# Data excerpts
◇ ◇ ◇ ◇ ◇ ◇ ◇
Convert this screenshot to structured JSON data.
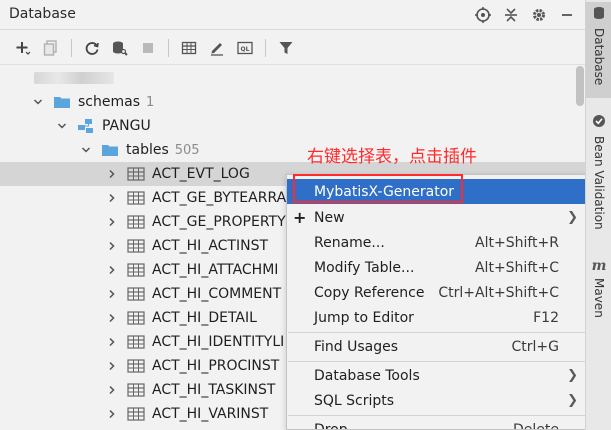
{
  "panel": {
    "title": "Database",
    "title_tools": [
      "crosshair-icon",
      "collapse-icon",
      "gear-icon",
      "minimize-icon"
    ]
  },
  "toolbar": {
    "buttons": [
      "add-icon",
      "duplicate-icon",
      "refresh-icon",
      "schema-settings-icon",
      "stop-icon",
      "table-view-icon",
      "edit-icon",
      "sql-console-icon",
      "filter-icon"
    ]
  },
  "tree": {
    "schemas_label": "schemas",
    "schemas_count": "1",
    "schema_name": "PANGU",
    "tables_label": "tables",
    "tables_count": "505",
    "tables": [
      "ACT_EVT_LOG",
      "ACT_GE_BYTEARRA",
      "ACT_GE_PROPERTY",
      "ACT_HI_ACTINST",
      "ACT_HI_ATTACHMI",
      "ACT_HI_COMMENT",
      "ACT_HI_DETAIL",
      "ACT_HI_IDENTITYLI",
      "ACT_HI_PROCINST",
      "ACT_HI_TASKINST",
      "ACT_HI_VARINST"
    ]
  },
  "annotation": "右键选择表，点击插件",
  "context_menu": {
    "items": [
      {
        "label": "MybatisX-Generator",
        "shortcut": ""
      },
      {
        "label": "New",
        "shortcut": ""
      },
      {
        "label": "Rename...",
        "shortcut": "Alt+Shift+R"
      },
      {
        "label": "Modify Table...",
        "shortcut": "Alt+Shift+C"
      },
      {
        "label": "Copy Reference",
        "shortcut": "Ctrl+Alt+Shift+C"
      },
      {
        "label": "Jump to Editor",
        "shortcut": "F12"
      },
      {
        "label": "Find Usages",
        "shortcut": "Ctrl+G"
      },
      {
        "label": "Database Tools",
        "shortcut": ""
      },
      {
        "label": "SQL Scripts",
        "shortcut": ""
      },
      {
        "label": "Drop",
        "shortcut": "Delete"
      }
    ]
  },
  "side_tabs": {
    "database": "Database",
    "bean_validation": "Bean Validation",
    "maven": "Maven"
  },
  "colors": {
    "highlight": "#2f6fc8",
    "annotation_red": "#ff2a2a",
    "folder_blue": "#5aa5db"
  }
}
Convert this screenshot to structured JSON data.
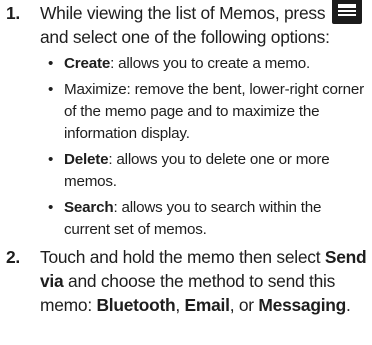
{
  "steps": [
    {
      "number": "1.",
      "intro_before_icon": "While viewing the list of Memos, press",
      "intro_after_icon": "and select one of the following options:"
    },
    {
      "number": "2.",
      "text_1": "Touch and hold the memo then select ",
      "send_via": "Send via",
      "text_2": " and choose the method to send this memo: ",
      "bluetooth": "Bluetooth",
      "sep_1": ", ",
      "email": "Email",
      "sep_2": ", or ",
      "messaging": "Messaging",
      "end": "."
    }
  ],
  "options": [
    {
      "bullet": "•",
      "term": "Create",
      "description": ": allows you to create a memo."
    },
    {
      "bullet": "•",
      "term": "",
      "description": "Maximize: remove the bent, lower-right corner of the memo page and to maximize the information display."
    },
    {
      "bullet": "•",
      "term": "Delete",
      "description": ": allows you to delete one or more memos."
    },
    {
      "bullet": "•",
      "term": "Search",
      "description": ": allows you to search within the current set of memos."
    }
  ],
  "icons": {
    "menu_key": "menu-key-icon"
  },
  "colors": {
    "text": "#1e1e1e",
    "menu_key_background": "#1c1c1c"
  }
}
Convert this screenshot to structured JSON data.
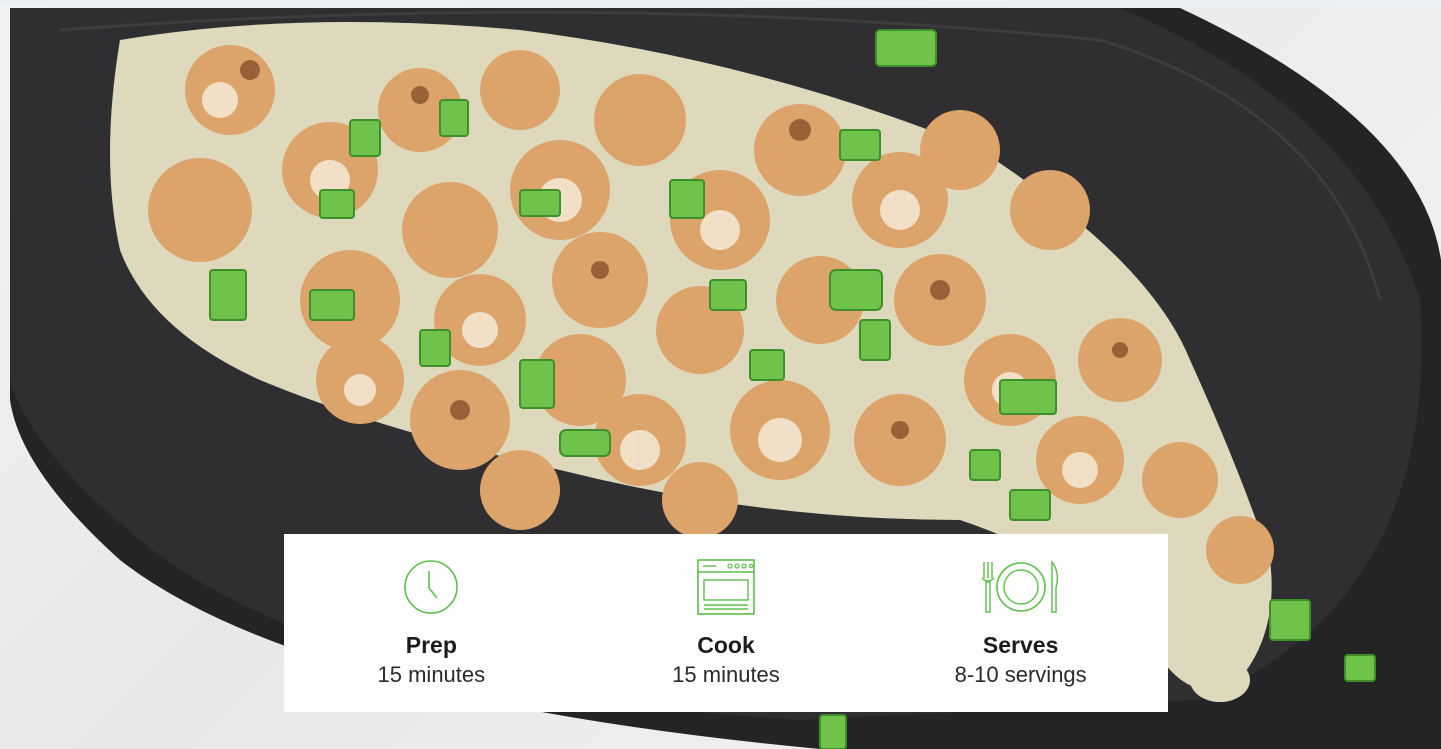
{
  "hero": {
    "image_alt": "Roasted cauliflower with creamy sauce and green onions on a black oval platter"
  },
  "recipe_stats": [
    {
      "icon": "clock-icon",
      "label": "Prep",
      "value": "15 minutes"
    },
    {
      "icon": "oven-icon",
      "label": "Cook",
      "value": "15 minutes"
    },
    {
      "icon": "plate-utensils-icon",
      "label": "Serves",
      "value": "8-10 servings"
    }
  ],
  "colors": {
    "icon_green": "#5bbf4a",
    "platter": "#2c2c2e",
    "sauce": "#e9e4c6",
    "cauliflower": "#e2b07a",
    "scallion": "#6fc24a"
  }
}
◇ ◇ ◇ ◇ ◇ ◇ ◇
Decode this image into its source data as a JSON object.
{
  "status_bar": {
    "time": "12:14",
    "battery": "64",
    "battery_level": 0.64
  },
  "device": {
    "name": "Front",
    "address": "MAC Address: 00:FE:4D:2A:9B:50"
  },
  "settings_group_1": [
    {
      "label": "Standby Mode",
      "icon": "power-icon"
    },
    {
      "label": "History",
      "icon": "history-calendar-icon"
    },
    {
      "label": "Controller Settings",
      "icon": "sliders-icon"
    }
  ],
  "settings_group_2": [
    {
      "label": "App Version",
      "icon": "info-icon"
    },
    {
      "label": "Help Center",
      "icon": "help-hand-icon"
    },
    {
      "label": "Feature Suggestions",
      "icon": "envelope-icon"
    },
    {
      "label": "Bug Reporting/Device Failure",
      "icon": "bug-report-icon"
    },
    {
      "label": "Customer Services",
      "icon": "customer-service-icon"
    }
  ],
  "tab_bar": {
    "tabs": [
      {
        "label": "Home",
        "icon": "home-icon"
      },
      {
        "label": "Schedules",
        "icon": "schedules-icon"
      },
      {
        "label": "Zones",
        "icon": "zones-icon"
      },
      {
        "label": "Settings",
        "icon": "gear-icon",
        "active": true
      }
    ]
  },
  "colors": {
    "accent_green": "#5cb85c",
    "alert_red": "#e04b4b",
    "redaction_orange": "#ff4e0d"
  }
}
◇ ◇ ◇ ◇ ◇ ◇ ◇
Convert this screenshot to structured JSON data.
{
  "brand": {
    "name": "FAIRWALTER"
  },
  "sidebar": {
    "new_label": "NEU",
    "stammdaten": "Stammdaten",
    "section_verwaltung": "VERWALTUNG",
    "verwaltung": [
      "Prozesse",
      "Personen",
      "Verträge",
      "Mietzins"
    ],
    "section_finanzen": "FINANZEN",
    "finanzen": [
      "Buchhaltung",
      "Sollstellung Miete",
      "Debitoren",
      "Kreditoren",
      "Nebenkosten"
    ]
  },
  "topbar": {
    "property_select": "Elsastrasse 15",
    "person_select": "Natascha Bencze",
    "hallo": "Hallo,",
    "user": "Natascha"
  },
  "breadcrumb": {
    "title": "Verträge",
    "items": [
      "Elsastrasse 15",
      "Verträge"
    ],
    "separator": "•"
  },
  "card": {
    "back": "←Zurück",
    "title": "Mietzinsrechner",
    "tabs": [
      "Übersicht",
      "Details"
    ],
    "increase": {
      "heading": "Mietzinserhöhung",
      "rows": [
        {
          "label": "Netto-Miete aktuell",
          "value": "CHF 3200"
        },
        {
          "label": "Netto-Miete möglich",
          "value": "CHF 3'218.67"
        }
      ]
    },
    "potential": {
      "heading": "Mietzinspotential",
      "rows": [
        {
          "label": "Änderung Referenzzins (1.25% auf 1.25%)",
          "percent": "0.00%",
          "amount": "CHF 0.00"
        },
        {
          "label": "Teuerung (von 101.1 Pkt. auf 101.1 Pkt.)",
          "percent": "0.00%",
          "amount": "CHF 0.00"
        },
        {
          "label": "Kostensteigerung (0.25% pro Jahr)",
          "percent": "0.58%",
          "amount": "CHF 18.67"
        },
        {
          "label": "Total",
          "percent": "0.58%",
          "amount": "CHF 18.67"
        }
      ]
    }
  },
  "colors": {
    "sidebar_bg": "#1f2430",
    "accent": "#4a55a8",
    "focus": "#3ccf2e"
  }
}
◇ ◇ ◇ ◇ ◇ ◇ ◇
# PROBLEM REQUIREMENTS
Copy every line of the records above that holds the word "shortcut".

# FINISHED TASK
        "shortcut": ""
        "shortcut": ""
        "shortcut": "Alt+Shift+R"
        "shortcut": "Alt+Shift+C"
        "shortcut": "Ctrl+Alt+Shift+C"
        "shortcut": "F12"
        "shortcut": "Ctrl+G"
        "shortcut": ""
        "shortcut": ""
        "shortcut": "Delete"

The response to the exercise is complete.